What you have to do: Every entry must be output exactly as it was written.

Input:
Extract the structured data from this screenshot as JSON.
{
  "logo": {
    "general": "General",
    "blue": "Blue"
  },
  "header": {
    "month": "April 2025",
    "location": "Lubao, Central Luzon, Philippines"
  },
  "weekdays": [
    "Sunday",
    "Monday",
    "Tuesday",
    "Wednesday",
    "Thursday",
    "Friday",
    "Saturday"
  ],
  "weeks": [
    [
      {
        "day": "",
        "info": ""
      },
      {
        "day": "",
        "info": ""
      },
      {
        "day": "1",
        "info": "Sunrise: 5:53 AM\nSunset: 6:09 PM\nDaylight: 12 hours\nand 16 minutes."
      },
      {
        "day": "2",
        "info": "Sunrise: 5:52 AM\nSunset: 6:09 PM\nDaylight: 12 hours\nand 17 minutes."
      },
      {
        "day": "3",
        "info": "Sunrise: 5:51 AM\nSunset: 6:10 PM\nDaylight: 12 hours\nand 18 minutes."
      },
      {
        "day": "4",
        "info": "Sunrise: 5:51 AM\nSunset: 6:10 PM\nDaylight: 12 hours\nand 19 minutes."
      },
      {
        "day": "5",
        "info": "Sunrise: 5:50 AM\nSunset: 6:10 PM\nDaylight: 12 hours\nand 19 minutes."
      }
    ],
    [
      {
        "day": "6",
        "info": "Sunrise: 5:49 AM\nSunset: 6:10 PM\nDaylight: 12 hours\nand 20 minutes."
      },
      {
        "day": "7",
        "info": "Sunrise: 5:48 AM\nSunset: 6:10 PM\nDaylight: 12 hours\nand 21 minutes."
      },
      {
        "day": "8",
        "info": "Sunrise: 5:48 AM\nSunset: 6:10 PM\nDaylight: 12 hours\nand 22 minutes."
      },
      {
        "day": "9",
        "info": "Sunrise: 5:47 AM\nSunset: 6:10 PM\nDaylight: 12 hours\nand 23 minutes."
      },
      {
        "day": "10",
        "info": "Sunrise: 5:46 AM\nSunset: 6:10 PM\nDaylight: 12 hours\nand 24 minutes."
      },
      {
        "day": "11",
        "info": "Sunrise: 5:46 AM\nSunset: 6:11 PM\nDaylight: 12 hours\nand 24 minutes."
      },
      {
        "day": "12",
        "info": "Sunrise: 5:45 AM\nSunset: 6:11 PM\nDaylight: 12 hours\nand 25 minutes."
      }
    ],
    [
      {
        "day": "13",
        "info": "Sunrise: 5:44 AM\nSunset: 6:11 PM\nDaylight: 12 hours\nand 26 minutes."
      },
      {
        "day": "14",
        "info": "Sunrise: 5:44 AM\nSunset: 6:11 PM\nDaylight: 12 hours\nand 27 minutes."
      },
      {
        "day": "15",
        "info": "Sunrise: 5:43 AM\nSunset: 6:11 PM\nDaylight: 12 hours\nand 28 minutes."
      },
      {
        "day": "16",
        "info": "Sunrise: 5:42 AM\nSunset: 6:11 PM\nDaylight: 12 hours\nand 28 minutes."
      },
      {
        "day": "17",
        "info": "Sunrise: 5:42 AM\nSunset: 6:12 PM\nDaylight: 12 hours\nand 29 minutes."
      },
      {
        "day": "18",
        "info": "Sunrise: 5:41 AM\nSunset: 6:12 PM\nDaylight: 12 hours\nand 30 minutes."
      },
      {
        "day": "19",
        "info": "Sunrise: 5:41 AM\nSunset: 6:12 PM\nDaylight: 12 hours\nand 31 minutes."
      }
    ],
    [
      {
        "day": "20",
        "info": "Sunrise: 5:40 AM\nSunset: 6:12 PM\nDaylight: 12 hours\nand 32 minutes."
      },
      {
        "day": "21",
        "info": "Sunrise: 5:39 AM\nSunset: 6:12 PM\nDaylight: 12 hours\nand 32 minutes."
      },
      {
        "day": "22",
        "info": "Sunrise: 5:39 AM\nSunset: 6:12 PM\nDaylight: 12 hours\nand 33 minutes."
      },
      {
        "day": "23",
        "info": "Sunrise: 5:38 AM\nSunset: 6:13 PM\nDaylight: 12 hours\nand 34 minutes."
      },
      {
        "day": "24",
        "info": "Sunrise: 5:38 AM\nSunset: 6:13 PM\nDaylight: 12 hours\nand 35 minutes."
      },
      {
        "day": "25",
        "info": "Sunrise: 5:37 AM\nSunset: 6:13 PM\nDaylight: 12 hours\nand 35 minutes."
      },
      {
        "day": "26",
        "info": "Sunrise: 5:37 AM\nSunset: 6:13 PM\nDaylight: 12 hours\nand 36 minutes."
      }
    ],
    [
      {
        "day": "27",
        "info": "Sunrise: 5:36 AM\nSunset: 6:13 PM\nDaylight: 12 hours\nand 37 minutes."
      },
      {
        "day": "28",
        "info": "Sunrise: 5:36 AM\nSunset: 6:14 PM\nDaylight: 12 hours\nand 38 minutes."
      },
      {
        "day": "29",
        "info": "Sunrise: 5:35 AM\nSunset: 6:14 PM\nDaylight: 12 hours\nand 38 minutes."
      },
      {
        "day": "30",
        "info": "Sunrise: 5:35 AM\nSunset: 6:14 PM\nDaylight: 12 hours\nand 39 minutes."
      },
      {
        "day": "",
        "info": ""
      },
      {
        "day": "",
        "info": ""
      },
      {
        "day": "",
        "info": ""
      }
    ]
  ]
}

Response to this exercise:
Extract the structured data from this screenshot as JSON.
{
  "logo": {
    "general": "General",
    "blue": "Blue"
  },
  "header": {
    "month": "April 2025",
    "location": "Lubao, Central Luzon, Philippines"
  },
  "weekdays": [
    "Sunday",
    "Monday",
    "Tuesday",
    "Wednesday",
    "Thursday",
    "Friday",
    "Saturday"
  ],
  "weeks": [
    [
      {
        "day": "",
        "info": ""
      },
      {
        "day": "",
        "info": ""
      },
      {
        "day": "1",
        "info": "Sunrise: 5:53 AM\nSunset: 6:09 PM\nDaylight: 12 hours\nand 16 minutes."
      },
      {
        "day": "2",
        "info": "Sunrise: 5:52 AM\nSunset: 6:09 PM\nDaylight: 12 hours\nand 17 minutes."
      },
      {
        "day": "3",
        "info": "Sunrise: 5:51 AM\nSunset: 6:10 PM\nDaylight: 12 hours\nand 18 minutes."
      },
      {
        "day": "4",
        "info": "Sunrise: 5:51 AM\nSunset: 6:10 PM\nDaylight: 12 hours\nand 19 minutes."
      },
      {
        "day": "5",
        "info": "Sunrise: 5:50 AM\nSunset: 6:10 PM\nDaylight: 12 hours\nand 19 minutes."
      }
    ],
    [
      {
        "day": "6",
        "info": "Sunrise: 5:49 AM\nSunset: 6:10 PM\nDaylight: 12 hours\nand 20 minutes."
      },
      {
        "day": "7",
        "info": "Sunrise: 5:48 AM\nSunset: 6:10 PM\nDaylight: 12 hours\nand 21 minutes."
      },
      {
        "day": "8",
        "info": "Sunrise: 5:48 AM\nSunset: 6:10 PM\nDaylight: 12 hours\nand 22 minutes."
      },
      {
        "day": "9",
        "info": "Sunrise: 5:47 AM\nSunset: 6:10 PM\nDaylight: 12 hours\nand 23 minutes."
      },
      {
        "day": "10",
        "info": "Sunrise: 5:46 AM\nSunset: 6:10 PM\nDaylight: 12 hours\nand 24 minutes."
      },
      {
        "day": "11",
        "info": "Sunrise: 5:46 AM\nSunset: 6:11 PM\nDaylight: 12 hours\nand 24 minutes."
      },
      {
        "day": "12",
        "info": "Sunrise: 5:45 AM\nSunset: 6:11 PM\nDaylight: 12 hours\nand 25 minutes."
      }
    ],
    [
      {
        "day": "13",
        "info": "Sunrise: 5:44 AM\nSunset: 6:11 PM\nDaylight: 12 hours\nand 26 minutes."
      },
      {
        "day": "14",
        "info": "Sunrise: 5:44 AM\nSunset: 6:11 PM\nDaylight: 12 hours\nand 27 minutes."
      },
      {
        "day": "15",
        "info": "Sunrise: 5:43 AM\nSunset: 6:11 PM\nDaylight: 12 hours\nand 28 minutes."
      },
      {
        "day": "16",
        "info": "Sunrise: 5:42 AM\nSunset: 6:11 PM\nDaylight: 12 hours\nand 28 minutes."
      },
      {
        "day": "17",
        "info": "Sunrise: 5:42 AM\nSunset: 6:12 PM\nDaylight: 12 hours\nand 29 minutes."
      },
      {
        "day": "18",
        "info": "Sunrise: 5:41 AM\nSunset: 6:12 PM\nDaylight: 12 hours\nand 30 minutes."
      },
      {
        "day": "19",
        "info": "Sunrise: 5:41 AM\nSunset: 6:12 PM\nDaylight: 12 hours\nand 31 minutes."
      }
    ],
    [
      {
        "day": "20",
        "info": "Sunrise: 5:40 AM\nSunset: 6:12 PM\nDaylight: 12 hours\nand 32 minutes."
      },
      {
        "day": "21",
        "info": "Sunrise: 5:39 AM\nSunset: 6:12 PM\nDaylight: 12 hours\nand 32 minutes."
      },
      {
        "day": "22",
        "info": "Sunrise: 5:39 AM\nSunset: 6:12 PM\nDaylight: 12 hours\nand 33 minutes."
      },
      {
        "day": "23",
        "info": "Sunrise: 5:38 AM\nSunset: 6:13 PM\nDaylight: 12 hours\nand 34 minutes."
      },
      {
        "day": "24",
        "info": "Sunrise: 5:38 AM\nSunset: 6:13 PM\nDaylight: 12 hours\nand 35 minutes."
      },
      {
        "day": "25",
        "info": "Sunrise: 5:37 AM\nSunset: 6:13 PM\nDaylight: 12 hours\nand 35 minutes."
      },
      {
        "day": "26",
        "info": "Sunrise: 5:37 AM\nSunset: 6:13 PM\nDaylight: 12 hours\nand 36 minutes."
      }
    ],
    [
      {
        "day": "27",
        "info": "Sunrise: 5:36 AM\nSunset: 6:13 PM\nDaylight: 12 hours\nand 37 minutes."
      },
      {
        "day": "28",
        "info": "Sunrise: 5:36 AM\nSunset: 6:14 PM\nDaylight: 12 hours\nand 38 minutes."
      },
      {
        "day": "29",
        "info": "Sunrise: 5:35 AM\nSunset: 6:14 PM\nDaylight: 12 hours\nand 38 minutes."
      },
      {
        "day": "30",
        "info": "Sunrise: 5:35 AM\nSunset: 6:14 PM\nDaylight: 12 hours\nand 39 minutes."
      },
      {
        "day": "",
        "info": ""
      },
      {
        "day": "",
        "info": ""
      },
      {
        "day": "",
        "info": ""
      }
    ]
  ]
}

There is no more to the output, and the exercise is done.